> [Interface dataset entries]
○ ○ ○
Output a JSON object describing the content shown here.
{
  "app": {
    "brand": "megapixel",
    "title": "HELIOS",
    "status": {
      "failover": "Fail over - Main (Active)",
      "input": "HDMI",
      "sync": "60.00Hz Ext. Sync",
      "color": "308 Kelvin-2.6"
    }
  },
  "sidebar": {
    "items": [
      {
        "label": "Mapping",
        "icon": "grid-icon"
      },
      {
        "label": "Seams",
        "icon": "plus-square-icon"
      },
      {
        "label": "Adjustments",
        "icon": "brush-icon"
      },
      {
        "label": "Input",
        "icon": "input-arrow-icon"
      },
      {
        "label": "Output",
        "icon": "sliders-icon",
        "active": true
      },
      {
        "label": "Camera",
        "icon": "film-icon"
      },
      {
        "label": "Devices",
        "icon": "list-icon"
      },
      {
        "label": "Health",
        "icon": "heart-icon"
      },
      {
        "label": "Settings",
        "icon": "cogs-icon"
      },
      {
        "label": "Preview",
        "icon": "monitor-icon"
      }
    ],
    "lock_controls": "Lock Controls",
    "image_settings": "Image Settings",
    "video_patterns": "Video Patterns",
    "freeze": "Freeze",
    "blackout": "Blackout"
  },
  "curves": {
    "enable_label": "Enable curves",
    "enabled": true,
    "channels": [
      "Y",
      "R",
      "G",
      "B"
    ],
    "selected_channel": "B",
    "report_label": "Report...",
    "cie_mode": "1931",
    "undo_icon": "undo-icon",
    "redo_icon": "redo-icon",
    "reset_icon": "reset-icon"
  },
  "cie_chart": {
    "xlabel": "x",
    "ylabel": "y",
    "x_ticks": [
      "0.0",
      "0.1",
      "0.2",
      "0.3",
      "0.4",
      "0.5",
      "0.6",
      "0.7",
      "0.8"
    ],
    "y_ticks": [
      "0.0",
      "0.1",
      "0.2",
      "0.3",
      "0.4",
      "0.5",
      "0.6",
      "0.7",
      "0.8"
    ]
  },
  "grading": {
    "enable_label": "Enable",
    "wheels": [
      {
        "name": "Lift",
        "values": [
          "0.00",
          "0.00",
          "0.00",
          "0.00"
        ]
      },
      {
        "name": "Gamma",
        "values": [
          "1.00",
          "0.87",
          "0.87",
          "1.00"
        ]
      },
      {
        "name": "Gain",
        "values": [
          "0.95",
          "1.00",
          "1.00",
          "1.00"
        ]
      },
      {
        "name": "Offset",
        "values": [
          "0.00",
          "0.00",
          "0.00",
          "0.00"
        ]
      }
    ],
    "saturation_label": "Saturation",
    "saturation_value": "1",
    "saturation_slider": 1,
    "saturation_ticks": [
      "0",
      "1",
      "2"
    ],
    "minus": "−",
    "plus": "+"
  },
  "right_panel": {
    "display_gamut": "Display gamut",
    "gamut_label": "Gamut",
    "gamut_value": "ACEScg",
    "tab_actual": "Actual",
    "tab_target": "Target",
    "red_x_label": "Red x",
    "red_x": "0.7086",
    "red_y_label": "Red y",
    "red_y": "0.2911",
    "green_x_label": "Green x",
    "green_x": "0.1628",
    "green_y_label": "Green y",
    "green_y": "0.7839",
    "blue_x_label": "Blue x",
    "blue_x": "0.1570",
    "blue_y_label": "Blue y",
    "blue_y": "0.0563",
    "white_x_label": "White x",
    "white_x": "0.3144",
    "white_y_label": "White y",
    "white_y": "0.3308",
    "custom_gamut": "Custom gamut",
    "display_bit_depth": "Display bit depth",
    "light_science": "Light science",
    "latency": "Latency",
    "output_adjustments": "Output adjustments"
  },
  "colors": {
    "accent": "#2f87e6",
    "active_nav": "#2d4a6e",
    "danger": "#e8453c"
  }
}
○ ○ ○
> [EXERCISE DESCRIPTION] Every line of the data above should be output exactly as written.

> [RESPONSE TO THE TASK]
Output a JSON object describing the content shown here.
{
  "app": {
    "brand": "megapixel",
    "title": "HELIOS",
    "status": {
      "failover": "Fail over - Main (Active)",
      "input": "HDMI",
      "sync": "60.00Hz Ext. Sync",
      "color": "308 Kelvin-2.6"
    }
  },
  "sidebar": {
    "items": [
      {
        "label": "Mapping",
        "icon": "grid-icon"
      },
      {
        "label": "Seams",
        "icon": "plus-square-icon"
      },
      {
        "label": "Adjustments",
        "icon": "brush-icon"
      },
      {
        "label": "Input",
        "icon": "input-arrow-icon"
      },
      {
        "label": "Output",
        "icon": "sliders-icon",
        "active": true
      },
      {
        "label": "Camera",
        "icon": "film-icon"
      },
      {
        "label": "Devices",
        "icon": "list-icon"
      },
      {
        "label": "Health",
        "icon": "heart-icon"
      },
      {
        "label": "Settings",
        "icon": "cogs-icon"
      },
      {
        "label": "Preview",
        "icon": "monitor-icon"
      }
    ],
    "lock_controls": "Lock Controls",
    "image_settings": "Image Settings",
    "video_patterns": "Video Patterns",
    "freeze": "Freeze",
    "blackout": "Blackout"
  },
  "curves": {
    "enable_label": "Enable curves",
    "enabled": true,
    "channels": [
      "Y",
      "R",
      "G",
      "B"
    ],
    "selected_channel": "B",
    "report_label": "Report...",
    "cie_mode": "1931",
    "undo_icon": "undo-icon",
    "redo_icon": "redo-icon",
    "reset_icon": "reset-icon"
  },
  "cie_chart": {
    "xlabel": "x",
    "ylabel": "y",
    "x_ticks": [
      "0.0",
      "0.1",
      "0.2",
      "0.3",
      "0.4",
      "0.5",
      "0.6",
      "0.7",
      "0.8"
    ],
    "y_ticks": [
      "0.0",
      "0.1",
      "0.2",
      "0.3",
      "0.4",
      "0.5",
      "0.6",
      "0.7",
      "0.8"
    ]
  },
  "grading": {
    "enable_label": "Enable",
    "wheels": [
      {
        "name": "Lift",
        "values": [
          "0.00",
          "0.00",
          "0.00",
          "0.00"
        ]
      },
      {
        "name": "Gamma",
        "values": [
          "1.00",
          "0.87",
          "0.87",
          "1.00"
        ]
      },
      {
        "name": "Gain",
        "values": [
          "0.95",
          "1.00",
          "1.00",
          "1.00"
        ]
      },
      {
        "name": "Offset",
        "values": [
          "0.00",
          "0.00",
          "0.00",
          "0.00"
        ]
      }
    ],
    "saturation_label": "Saturation",
    "saturation_value": "1",
    "saturation_slider": 1,
    "saturation_ticks": [
      "0",
      "1",
      "2"
    ],
    "minus": "−",
    "plus": "+"
  },
  "right_panel": {
    "display_gamut": "Display gamut",
    "gamut_label": "Gamut",
    "gamut_value": "ACEScg",
    "tab_actual": "Actual",
    "tab_target": "Target",
    "red_x_label": "Red x",
    "red_x": "0.7086",
    "red_y_label": "Red y",
    "red_y": "0.2911",
    "green_x_label": "Green x",
    "green_x": "0.1628",
    "green_y_label": "Green y",
    "green_y": "0.7839",
    "blue_x_label": "Blue x",
    "blue_x": "0.1570",
    "blue_y_label": "Blue y",
    "blue_y": "0.0563",
    "white_x_label": "White x",
    "white_x": "0.3144",
    "white_y_label": "White y",
    "white_y": "0.3308",
    "custom_gamut": "Custom gamut",
    "display_bit_depth": "Display bit depth",
    "light_science": "Light science",
    "latency": "Latency",
    "output_adjustments": "Output adjustments"
  },
  "colors": {
    "accent": "#2f87e6",
    "active_nav": "#2d4a6e",
    "danger": "#e8453c"
  }
}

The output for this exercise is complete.